> [WHAT IS EXPECTED]: The response should hold each line from the entries below where "header" is found.
─── PROVIDED DATA ───
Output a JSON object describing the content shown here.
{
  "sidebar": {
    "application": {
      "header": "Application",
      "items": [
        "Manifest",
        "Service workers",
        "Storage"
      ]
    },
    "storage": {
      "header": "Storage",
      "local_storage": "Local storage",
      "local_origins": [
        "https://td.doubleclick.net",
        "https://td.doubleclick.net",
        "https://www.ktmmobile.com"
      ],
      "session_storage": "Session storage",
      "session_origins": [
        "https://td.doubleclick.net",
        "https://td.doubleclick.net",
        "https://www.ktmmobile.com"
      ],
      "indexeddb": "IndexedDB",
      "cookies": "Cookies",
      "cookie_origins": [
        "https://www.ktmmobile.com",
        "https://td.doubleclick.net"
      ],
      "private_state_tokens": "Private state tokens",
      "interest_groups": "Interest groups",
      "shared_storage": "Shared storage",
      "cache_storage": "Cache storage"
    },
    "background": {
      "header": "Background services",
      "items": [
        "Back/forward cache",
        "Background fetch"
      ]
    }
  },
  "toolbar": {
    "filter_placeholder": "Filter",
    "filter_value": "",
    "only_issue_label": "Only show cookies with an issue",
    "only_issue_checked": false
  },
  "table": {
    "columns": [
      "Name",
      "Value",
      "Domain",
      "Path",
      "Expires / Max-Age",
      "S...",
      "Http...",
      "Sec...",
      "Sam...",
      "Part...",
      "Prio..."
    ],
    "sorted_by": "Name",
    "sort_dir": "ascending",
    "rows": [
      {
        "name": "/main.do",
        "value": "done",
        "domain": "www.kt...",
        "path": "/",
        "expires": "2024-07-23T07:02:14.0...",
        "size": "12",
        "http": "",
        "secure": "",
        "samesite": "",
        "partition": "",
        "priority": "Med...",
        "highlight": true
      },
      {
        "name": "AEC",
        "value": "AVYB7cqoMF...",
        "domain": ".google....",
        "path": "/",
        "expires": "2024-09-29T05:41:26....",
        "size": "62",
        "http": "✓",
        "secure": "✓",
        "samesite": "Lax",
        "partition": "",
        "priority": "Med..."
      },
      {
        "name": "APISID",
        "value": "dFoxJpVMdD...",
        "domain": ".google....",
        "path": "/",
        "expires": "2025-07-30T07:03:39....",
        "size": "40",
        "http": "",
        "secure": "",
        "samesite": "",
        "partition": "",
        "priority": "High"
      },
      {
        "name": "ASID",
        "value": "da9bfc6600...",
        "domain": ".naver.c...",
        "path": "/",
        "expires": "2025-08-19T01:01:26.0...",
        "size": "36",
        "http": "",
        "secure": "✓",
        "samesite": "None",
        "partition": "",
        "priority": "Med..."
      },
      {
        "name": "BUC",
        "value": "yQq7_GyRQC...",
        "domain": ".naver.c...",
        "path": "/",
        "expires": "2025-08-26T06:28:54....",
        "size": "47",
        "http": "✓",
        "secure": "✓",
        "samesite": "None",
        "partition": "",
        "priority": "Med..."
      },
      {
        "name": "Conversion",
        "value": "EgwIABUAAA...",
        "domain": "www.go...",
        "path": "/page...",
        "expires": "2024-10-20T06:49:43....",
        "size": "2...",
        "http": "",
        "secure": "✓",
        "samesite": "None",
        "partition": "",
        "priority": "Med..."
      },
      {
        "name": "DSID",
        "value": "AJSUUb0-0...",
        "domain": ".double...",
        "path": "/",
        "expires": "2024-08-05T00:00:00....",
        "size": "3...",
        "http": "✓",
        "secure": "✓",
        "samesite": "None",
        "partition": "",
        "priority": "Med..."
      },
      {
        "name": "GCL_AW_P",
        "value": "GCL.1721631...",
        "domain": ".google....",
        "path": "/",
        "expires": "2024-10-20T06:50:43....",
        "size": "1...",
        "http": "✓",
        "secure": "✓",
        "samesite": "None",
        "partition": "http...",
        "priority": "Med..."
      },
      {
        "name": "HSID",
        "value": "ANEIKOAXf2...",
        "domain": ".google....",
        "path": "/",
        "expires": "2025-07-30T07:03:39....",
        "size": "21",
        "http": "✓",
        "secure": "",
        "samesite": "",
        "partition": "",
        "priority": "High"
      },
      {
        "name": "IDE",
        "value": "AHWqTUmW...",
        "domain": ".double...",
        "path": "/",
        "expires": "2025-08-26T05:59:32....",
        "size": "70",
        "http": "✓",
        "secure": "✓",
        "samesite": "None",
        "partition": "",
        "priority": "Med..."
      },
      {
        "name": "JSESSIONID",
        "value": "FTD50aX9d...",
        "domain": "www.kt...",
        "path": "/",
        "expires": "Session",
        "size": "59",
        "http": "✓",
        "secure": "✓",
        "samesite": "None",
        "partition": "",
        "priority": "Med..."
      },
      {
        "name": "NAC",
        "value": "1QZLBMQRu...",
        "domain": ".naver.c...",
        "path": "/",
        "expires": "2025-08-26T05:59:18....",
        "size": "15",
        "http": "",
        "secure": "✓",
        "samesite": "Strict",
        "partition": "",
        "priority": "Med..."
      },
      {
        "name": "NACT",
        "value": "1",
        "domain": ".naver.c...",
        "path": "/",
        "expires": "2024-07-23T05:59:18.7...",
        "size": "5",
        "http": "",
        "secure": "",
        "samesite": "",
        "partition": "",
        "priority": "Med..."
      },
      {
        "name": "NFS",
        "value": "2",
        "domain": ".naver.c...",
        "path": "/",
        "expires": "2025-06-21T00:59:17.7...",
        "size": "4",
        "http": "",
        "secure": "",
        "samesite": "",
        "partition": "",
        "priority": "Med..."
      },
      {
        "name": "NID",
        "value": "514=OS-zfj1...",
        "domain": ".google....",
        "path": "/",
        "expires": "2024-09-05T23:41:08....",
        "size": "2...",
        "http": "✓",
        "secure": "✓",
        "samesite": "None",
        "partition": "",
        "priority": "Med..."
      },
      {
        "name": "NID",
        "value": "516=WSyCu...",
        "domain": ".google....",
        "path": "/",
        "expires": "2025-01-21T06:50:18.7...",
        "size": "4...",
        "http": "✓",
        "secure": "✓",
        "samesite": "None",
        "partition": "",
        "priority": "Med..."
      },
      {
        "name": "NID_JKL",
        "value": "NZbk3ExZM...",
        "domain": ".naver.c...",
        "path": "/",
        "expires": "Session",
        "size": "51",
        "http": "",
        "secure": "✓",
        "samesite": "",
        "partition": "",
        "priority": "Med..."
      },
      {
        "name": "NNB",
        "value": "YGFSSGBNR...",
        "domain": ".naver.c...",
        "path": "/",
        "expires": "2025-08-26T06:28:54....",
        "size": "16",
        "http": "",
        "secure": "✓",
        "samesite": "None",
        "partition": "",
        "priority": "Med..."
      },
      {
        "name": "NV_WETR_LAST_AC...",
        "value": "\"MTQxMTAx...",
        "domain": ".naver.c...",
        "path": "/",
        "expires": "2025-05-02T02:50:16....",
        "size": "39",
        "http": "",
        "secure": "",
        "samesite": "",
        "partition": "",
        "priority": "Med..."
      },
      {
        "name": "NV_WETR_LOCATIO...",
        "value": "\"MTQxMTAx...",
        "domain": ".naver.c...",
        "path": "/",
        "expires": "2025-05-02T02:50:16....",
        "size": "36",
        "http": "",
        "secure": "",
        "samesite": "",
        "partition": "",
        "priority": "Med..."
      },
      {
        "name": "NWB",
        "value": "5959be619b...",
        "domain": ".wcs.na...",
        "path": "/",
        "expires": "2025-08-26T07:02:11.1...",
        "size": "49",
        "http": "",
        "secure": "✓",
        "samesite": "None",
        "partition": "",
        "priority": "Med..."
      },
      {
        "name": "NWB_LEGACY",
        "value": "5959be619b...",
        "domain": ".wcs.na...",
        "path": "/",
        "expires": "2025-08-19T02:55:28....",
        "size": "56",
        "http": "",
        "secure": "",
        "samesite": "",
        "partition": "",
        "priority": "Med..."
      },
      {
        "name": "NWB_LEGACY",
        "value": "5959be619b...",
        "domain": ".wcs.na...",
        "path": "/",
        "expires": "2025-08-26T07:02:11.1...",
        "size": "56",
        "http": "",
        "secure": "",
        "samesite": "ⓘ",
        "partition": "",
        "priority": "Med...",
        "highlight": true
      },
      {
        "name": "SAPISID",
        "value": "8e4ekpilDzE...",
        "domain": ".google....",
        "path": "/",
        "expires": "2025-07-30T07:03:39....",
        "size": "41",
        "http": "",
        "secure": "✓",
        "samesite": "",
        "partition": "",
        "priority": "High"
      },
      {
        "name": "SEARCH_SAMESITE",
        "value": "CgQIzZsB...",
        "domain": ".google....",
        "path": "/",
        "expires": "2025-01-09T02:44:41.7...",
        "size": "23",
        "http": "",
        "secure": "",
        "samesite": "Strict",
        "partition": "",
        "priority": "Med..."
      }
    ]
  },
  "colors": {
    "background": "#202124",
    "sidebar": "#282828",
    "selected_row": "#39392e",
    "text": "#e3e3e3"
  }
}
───
> [RESPONSE AREA]:
      "header": "Application",
      "header": "Storage",
      "header": "Background services",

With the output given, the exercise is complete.